It’s not enough to build according to “spiritual” ideals, says Hillman. Imposing edifices like cathedrals, museums, monuments and temples alone would not allow the city to be soul-full and have a soul. Jerusalem has many such buildings – from the Great Synagogue to the Supreme court, from the Knesset to the Israel Museum, from the Bridge of Strings to the Hebrew University campus on Mount Scopus. Such buildings are also represented in Yanai’s landscapes; he acknowledges them but never paints their interiors. Unsurprisingly, the official Jerusalem remains in the background and unlike apartments and doorways, it does not reveal its intimate parts. In Hillman’s words, Marek Yanai’s paintings “enduring intimate conversation with matter” particularly that of Jerusalem. Their direct simplicity is “raised to the level of the ordinary” and thus they are useful. They show us what is left of Jerusalem’s soul, it's important uniqueness – they point out the direction we shouldn’t steer it, and the appropriate scale the city should have.
 James Hillman, City & Soul (Uniform Edition of the Writings of JH, vol. 2), Spring Publications 2018, p. 43
 Ivan Chtcheglov, Formulary for a New Urbanism, Situationist International Anthology,
Revised and Expanded Edition, Edited and translated by Ken Knabb, Bureau of Public Secrets, 2006
 Translated by Alissa Valle, http://www.divasofverse.com
 James Hillman, City & Soul (Uniform Edition of the Writings of JH, vol. 2), Spring Publications 2018, p. 25
 James Hillman, City & Soul (Uniform Edition of the Writings of JH, vol. 2), Spring Publications 2018, p. 29
 Soetsu Yanagi, The Beauty of Everyday Things, trans. Michael Brase, Penguin 2017, pp. 36-38.
Soetsu Yanagi, The Beauty of Everyday Things, trans. Michael Brase, Penguin 2017, pp. 36-38.

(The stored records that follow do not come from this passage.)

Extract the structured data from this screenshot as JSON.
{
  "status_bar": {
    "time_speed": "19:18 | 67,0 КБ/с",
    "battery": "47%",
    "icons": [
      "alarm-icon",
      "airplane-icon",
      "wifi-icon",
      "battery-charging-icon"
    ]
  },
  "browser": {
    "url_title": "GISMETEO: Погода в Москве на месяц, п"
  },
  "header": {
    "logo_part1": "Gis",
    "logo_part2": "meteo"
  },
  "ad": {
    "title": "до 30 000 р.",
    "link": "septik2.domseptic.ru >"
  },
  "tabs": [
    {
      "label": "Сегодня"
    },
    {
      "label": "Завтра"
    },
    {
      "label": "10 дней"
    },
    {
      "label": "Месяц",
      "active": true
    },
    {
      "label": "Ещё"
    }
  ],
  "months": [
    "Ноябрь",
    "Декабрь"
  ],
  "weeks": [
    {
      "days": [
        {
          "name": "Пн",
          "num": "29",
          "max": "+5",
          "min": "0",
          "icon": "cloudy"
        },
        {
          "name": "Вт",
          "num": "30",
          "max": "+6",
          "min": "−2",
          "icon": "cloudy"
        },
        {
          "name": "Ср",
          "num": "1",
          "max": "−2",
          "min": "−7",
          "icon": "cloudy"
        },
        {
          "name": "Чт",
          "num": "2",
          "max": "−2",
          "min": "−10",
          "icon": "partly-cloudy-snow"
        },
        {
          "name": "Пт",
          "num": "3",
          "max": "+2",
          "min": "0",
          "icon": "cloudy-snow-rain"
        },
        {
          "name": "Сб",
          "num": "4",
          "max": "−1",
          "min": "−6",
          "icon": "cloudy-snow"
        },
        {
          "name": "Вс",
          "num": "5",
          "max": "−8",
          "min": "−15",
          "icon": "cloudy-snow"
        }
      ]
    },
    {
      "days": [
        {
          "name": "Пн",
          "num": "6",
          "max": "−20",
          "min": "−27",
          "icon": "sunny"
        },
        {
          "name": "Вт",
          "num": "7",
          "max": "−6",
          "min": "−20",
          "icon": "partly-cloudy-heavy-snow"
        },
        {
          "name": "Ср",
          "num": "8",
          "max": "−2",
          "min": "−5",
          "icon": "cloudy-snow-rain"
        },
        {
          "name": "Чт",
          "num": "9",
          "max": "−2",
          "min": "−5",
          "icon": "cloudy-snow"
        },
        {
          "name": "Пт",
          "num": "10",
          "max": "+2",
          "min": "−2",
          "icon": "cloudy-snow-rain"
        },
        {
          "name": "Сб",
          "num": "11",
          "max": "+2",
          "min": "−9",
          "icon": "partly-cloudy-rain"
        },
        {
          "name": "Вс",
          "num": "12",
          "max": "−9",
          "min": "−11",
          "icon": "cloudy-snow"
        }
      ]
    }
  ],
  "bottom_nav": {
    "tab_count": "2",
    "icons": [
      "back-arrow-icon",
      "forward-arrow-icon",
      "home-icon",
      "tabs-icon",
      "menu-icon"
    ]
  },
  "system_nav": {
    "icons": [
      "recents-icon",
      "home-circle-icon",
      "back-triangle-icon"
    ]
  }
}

 James Hillman, City & Soul (Uniform Edition of the Writings of JH, vol. 2), Spring Publications
 Soetsu Yanagi, The Beauty of Everyday Things, trans. Michael Brase, Penguin 2017, p. 22.